Exercise. Go through the material below and copy each line where the word "shield" appears.

• • • • • • •

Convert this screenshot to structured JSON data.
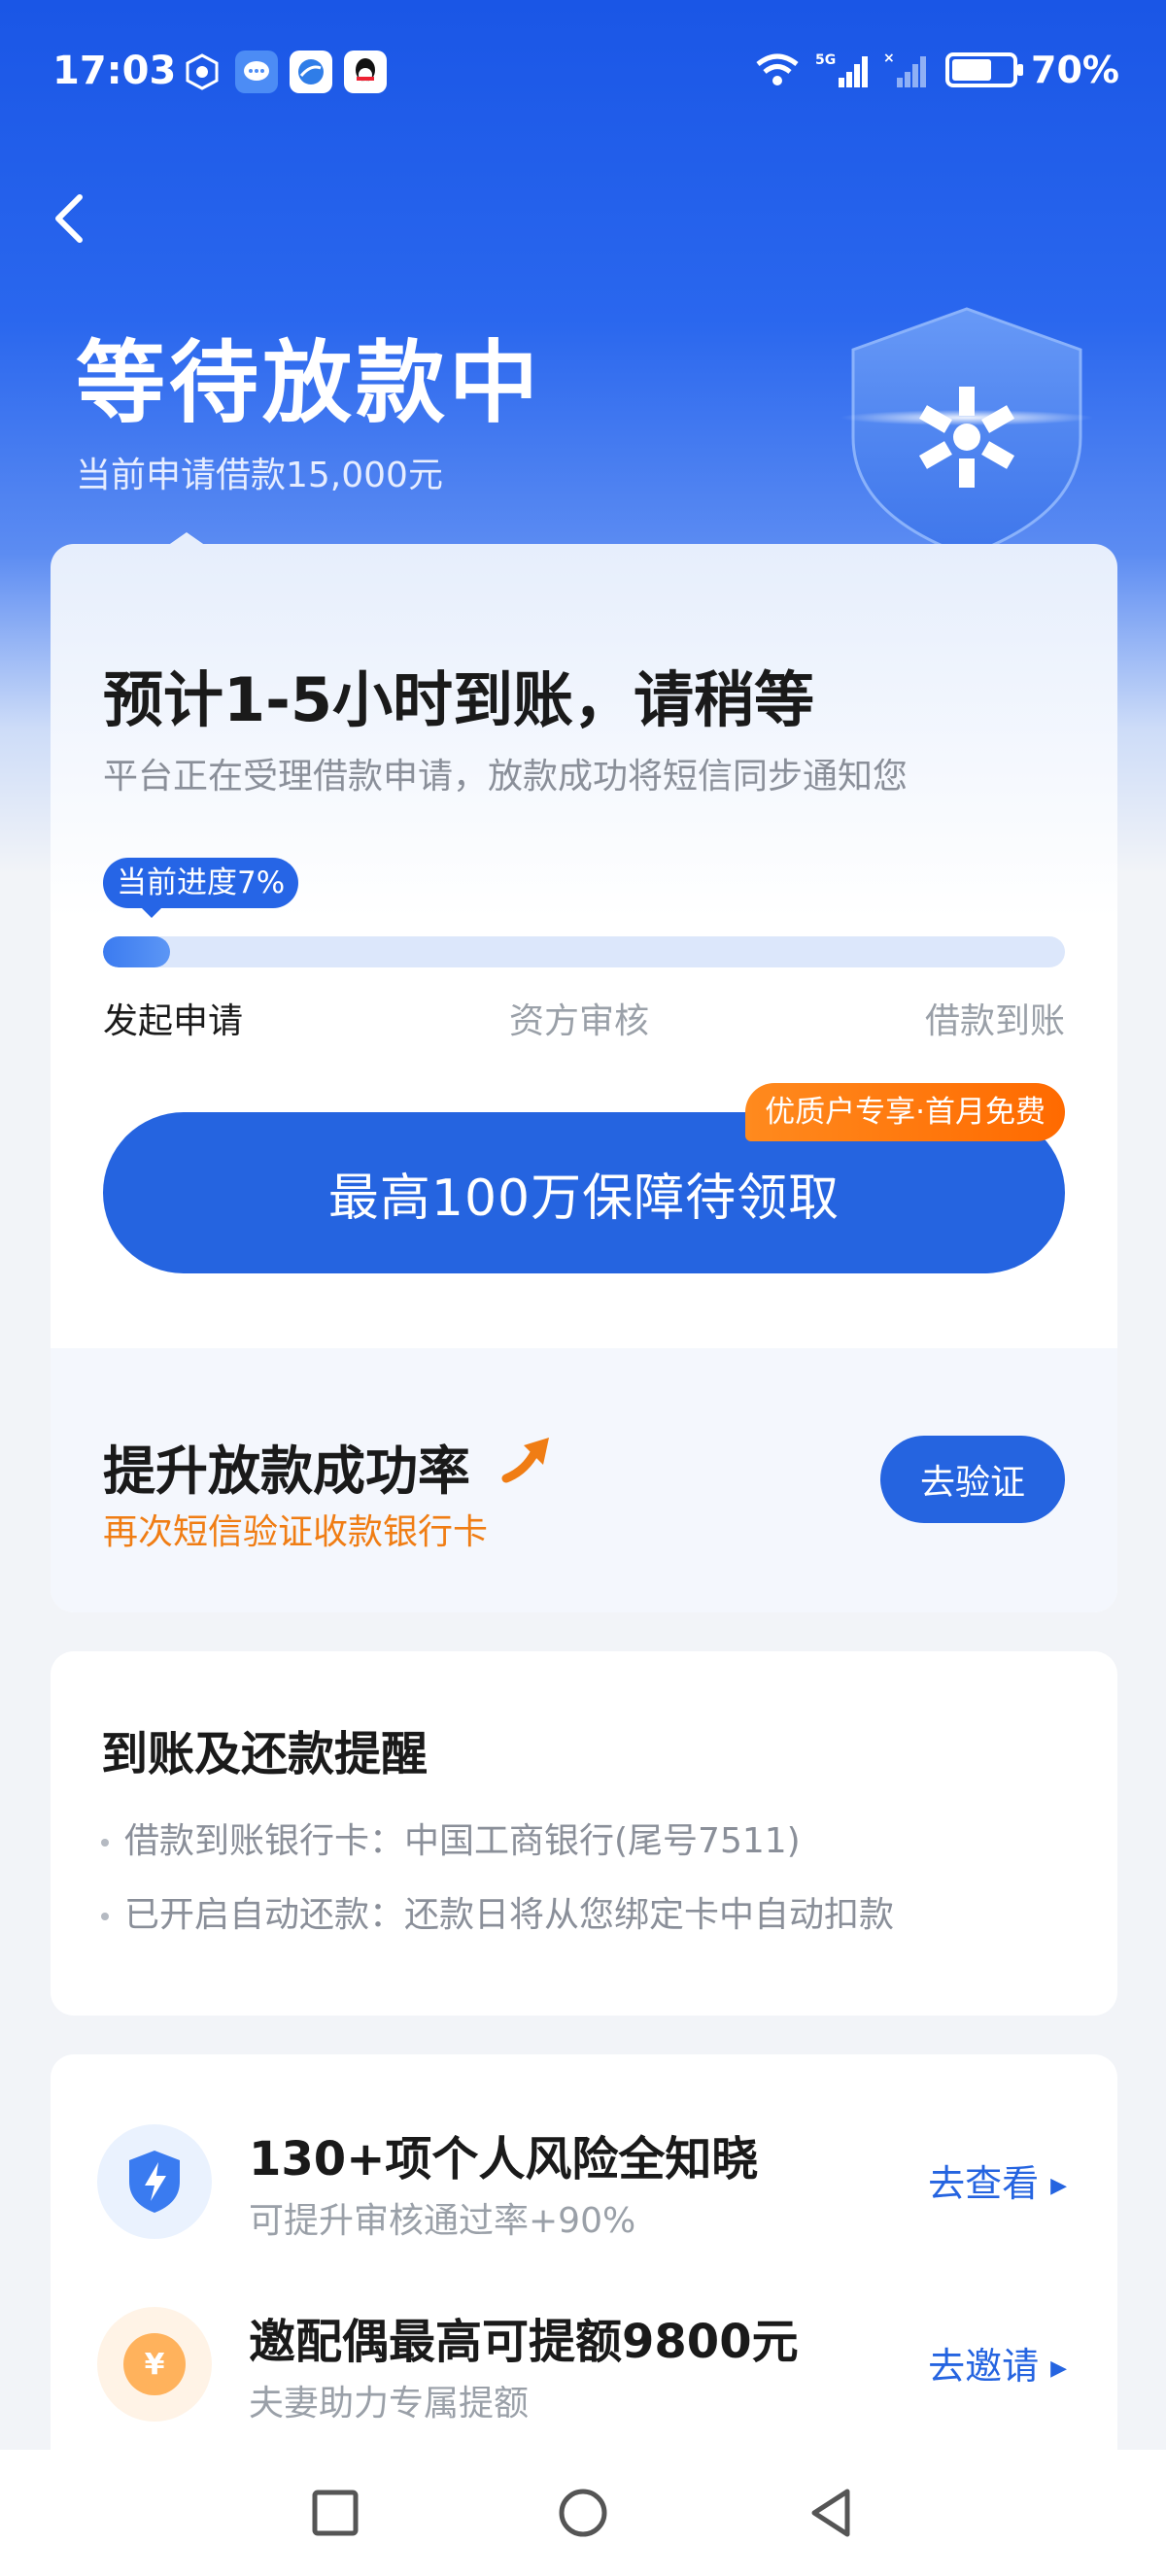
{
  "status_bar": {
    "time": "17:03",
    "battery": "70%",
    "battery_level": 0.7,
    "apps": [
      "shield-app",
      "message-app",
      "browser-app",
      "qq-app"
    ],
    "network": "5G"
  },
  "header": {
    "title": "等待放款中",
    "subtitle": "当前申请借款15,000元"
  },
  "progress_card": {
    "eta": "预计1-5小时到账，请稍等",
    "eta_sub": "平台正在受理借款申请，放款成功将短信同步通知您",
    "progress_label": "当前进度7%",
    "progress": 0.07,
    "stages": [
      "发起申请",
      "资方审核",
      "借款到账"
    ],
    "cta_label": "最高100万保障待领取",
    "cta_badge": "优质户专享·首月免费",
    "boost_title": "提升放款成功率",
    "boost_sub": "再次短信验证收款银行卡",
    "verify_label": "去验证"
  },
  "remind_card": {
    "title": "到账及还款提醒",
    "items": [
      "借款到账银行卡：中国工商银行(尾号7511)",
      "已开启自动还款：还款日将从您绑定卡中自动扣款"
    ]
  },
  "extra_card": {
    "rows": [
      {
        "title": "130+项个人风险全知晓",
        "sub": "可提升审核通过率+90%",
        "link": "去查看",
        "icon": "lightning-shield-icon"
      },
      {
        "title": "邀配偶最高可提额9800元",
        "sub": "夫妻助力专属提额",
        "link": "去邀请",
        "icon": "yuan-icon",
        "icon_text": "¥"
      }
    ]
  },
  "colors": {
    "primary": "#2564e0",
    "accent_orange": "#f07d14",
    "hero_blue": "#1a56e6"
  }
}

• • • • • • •

Written answer.
      "shield-app",
        "icon": "lightning-shield-icon"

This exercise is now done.